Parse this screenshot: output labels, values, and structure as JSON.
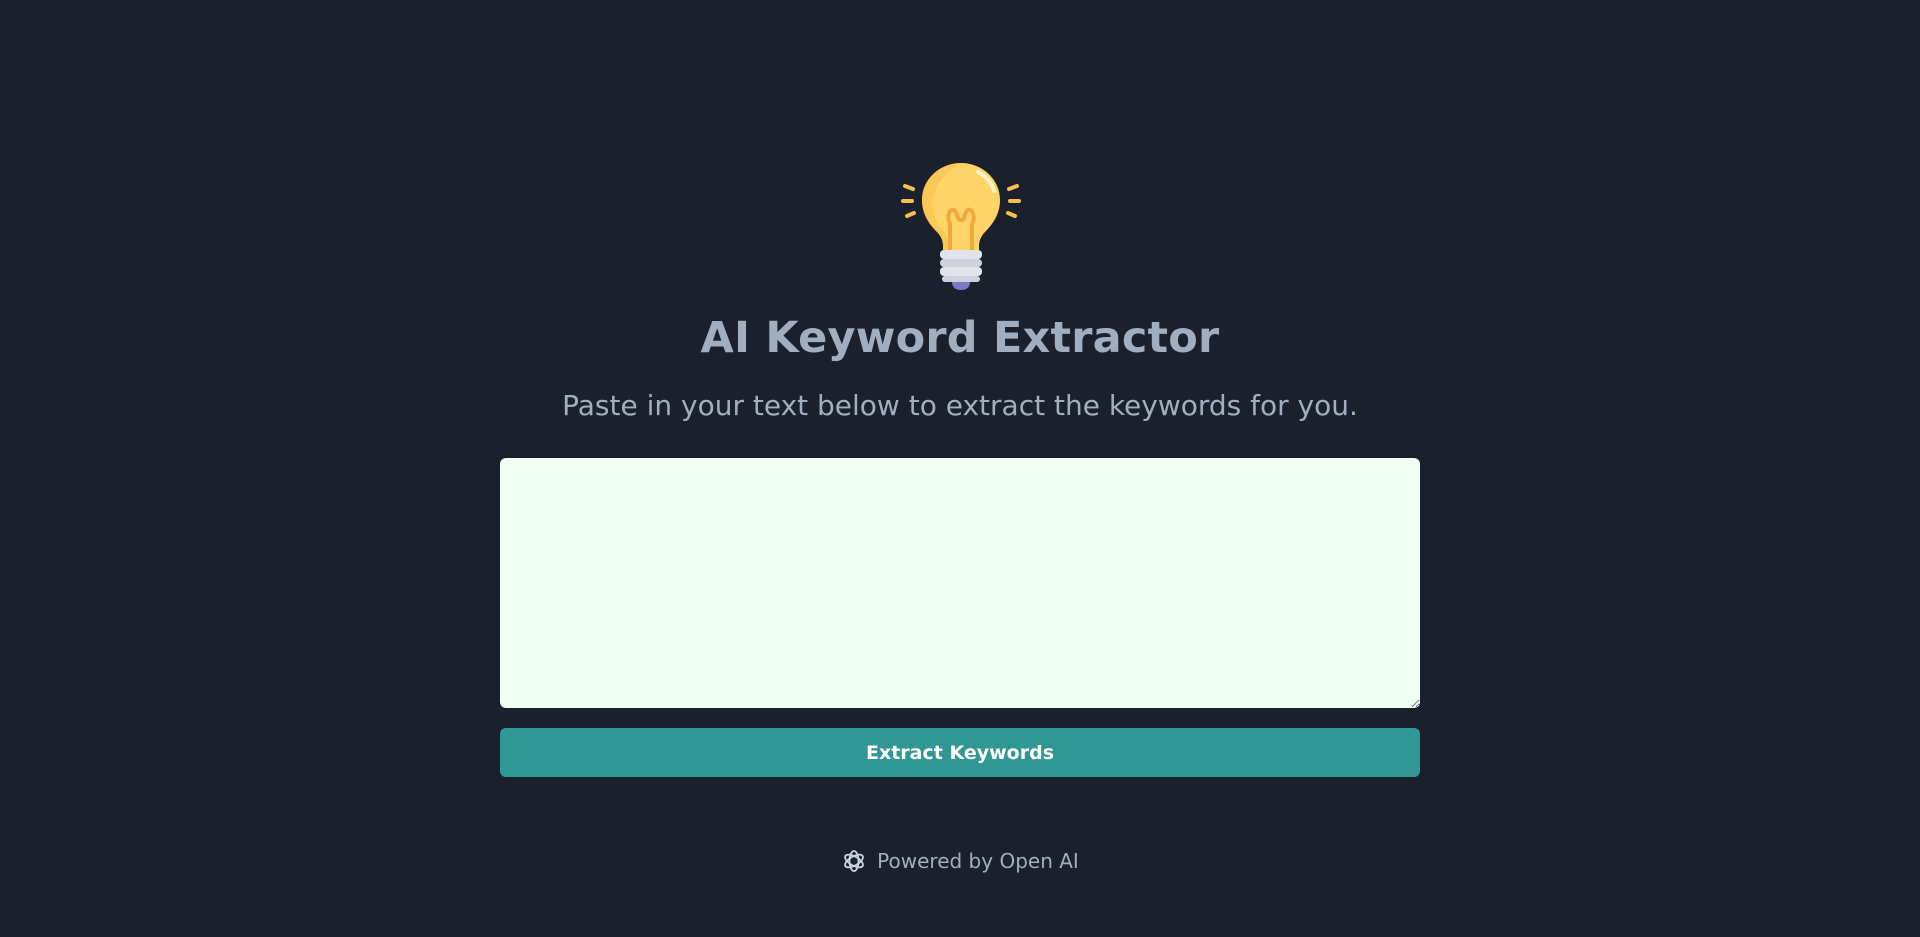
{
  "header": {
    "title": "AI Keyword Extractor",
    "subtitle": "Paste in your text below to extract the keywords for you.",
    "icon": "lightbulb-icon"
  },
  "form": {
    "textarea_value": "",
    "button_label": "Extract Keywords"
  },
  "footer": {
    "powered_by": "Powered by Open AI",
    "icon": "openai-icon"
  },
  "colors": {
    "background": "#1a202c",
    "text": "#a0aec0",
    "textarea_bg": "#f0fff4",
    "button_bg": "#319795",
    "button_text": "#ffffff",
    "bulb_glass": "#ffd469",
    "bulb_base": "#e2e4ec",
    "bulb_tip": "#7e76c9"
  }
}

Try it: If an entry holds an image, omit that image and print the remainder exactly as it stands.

Response for this exercise:
Parse this screenshot: output labels, values, and structure as JSON.
{
  "header": {
    "title": "AI Keyword Extractor",
    "subtitle": "Paste in your text below to extract the keywords for you.",
    "icon": "lightbulb-icon"
  },
  "form": {
    "textarea_value": "",
    "button_label": "Extract Keywords"
  },
  "footer": {
    "powered_by": "Powered by Open AI",
    "icon": "openai-icon"
  },
  "colors": {
    "background": "#1a202c",
    "text": "#a0aec0",
    "textarea_bg": "#f0fff4",
    "button_bg": "#319795",
    "button_text": "#ffffff",
    "bulb_glass": "#ffd469",
    "bulb_base": "#e2e4ec",
    "bulb_tip": "#7e76c9"
  }
}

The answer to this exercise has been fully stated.